Quantifying the power of firm networks
Analyzing the data, the researchers find that “skill-intensive firms” – those that have adopted some technological and management improvements and thus require skilled workers – buy and sell disproportionately more inputs with other skill-intensive firms. Likewise, they find that when an exporting firm experiences a surge in demand from a high-income country (likely from higher-quality firms), the skill intensity of both the exporter and its suppliers increase – and that firm adds more skill-intensive customers to its existing connections. These facts support the building blocks of the researchers’ thesis: that higher-quality firms do indeed use more high-quality inputs, that firms are likely to upgrade when they trade with higher-quality firms abroad (from rich countries), and that this effect propagates to the firm’s domestic suppliers and customers.
Fieler and her coauthors then proceed to develop an economic model for these complex dynamics. In their model, exporting firms are large and well-connected, and firms’ decisions about technological improvements, management practices, and skill intensity are interconnected through production chains. Likewise, the model amplifies the effect of an export promotion policy on firm quality and demand for skills through a given production chain. This amplification effect is very large: up to ten times the direct effect of an individual firm deciding to export. While impressive, Fieler notes that such effects should not be surprising.
“Firms want to partner with other firms that are good at adapting to shocks,” she said. “They want to hire skilled workers that can adapt to using new technologies whenever the market requires quality upgrading.”
Policies to nurture high-quality, high-skilled production networks
Fieler and her coauthors’ model is also useful in explaining why export promotion policies work in some countries and not in others. Export promotion is one of the most prominent policy tools that governments use to support international trade, and can include hosting export fairs and conferences to help domestic firms connect with international buyers from higher-income countries.
Using their model to analyze the potential effects of export promotion in various contexts, Fieler and her coauthors find that the amplification effect is muted if the supply of skilled workers into manufacturing is small. This finding is intuitive: one cannot expect firms to adopt skill-intensive technologies or managerial improvements if there are no skilled workers to implement such advances.
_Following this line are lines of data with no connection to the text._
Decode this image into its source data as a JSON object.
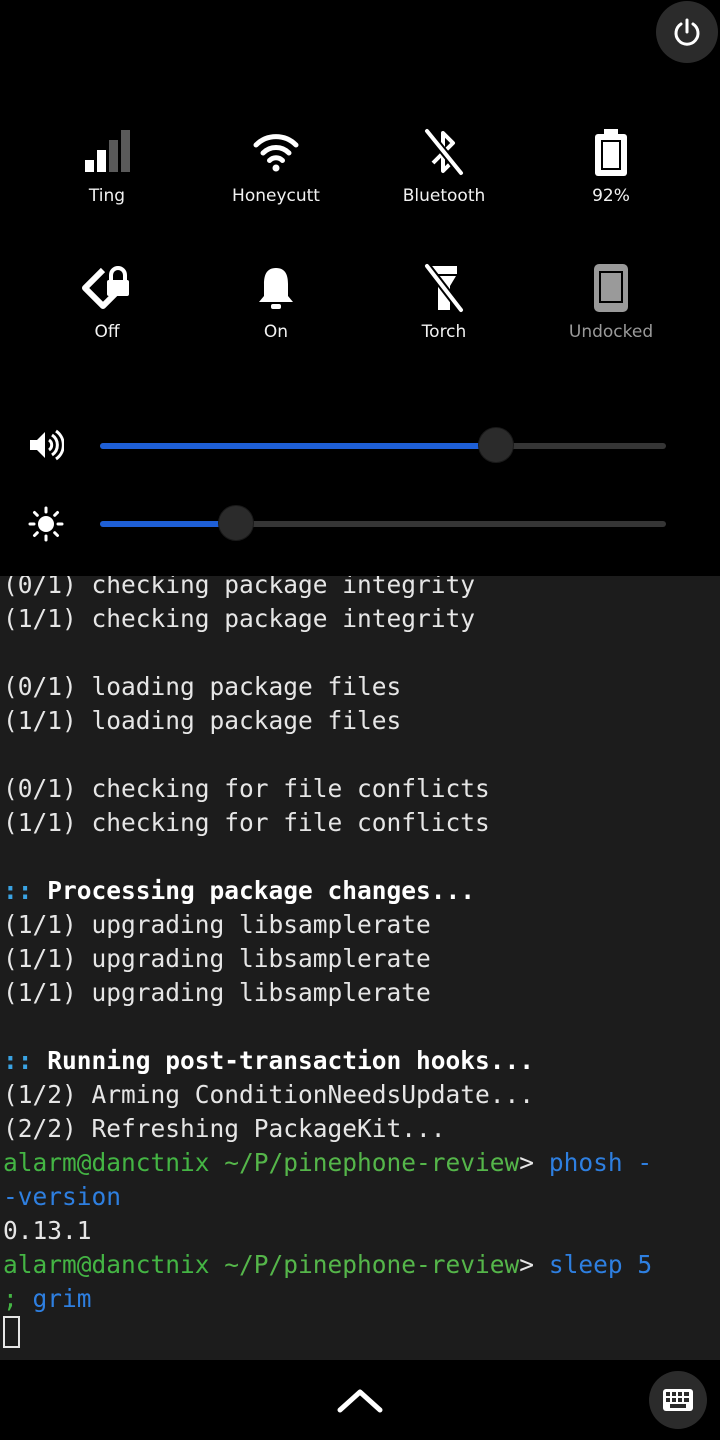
{
  "quick_settings": {
    "tiles": [
      {
        "label": "Ting",
        "icon": "cellular-signal-icon"
      },
      {
        "label": "Honeycutt",
        "icon": "wifi-icon"
      },
      {
        "label": "Bluetooth",
        "icon": "bluetooth-disabled-icon"
      },
      {
        "label": "92%",
        "icon": "battery-icon"
      },
      {
        "label": "Off",
        "icon": "rotation-lock-icon"
      },
      {
        "label": "On",
        "icon": "notification-bell-icon"
      },
      {
        "label": "Torch",
        "icon": "flashlight-icon"
      },
      {
        "label": "Undocked",
        "icon": "phone-undocked-icon"
      }
    ],
    "volume_level": 0.7,
    "brightness_level": 0.24,
    "accent_color": "#1e5fd6"
  },
  "terminal": {
    "lines": [
      "(0/1) checking package integrity",
      "(1/1) checking package integrity",
      "",
      "(0/1) loading package files",
      "(1/1) loading package files",
      "",
      "(0/1) checking for file conflicts",
      "(1/1) checking for file conflicts",
      ""
    ],
    "section1_marker": "::",
    "section1_title": "Processing package changes...",
    "section1_lines": [
      "(1/1) upgrading libsamplerate",
      "(1/1) upgrading libsamplerate",
      "(1/1) upgrading libsamplerate"
    ],
    "section2_marker": "::",
    "section2_title": "Running post-transaction hooks...",
    "section2_lines": [
      "(1/2) Arming ConditionNeedsUpdate...",
      "(2/2) Refreshing PackageKit..."
    ],
    "prompt_user": "alarm@danctnix",
    "prompt_path": "~/P/pinephone-review",
    "prompt_sym": ">",
    "cmd1_a": "phosh -",
    "cmd1_b": "-version",
    "output1": "0.13.1",
    "cmd2_a": "sleep 5",
    "cmd2_semicolon": ";",
    "cmd2_b": "grim"
  }
}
On the other hand, the researchers find that the amplification effect is larger if a given country runs a trade surplus with high-income countries (i.e., the source of demand for high-quality goods). Likewise, they find that the amplification effect is larger if the agglomeration of skilled workers in manufacturing – as happens in large and densely populated urban areas – further improves productivity.
These theoretical predictions are in line with the experience of East Asian economies, where export promotion policies were coupled with heavy investments in education, and (more polemically) with monetary policies to decrease the value of their currency and thereby increase their trade surplus with high-income countries.
“The mix of policies adopted by East Asian countries over the last 60 years match well with the findings of our model,” said Fieler. “By making a set of strategic long-term investments, these economies have benefitted from the same network effects we document.”
No single policy can create networks of fast-growing firms on its own. But Fieler and her coauthors provide new support for an age-old lesson in development economics: there is no short-cut for growth, but the ingredients are often clear.
Research Summary by Greg Larson and Rada Pavlova. Cover photo of a textile factory in Igdir, Turkey on May 20, 2017 by Thomas Kotch, Shutterstock.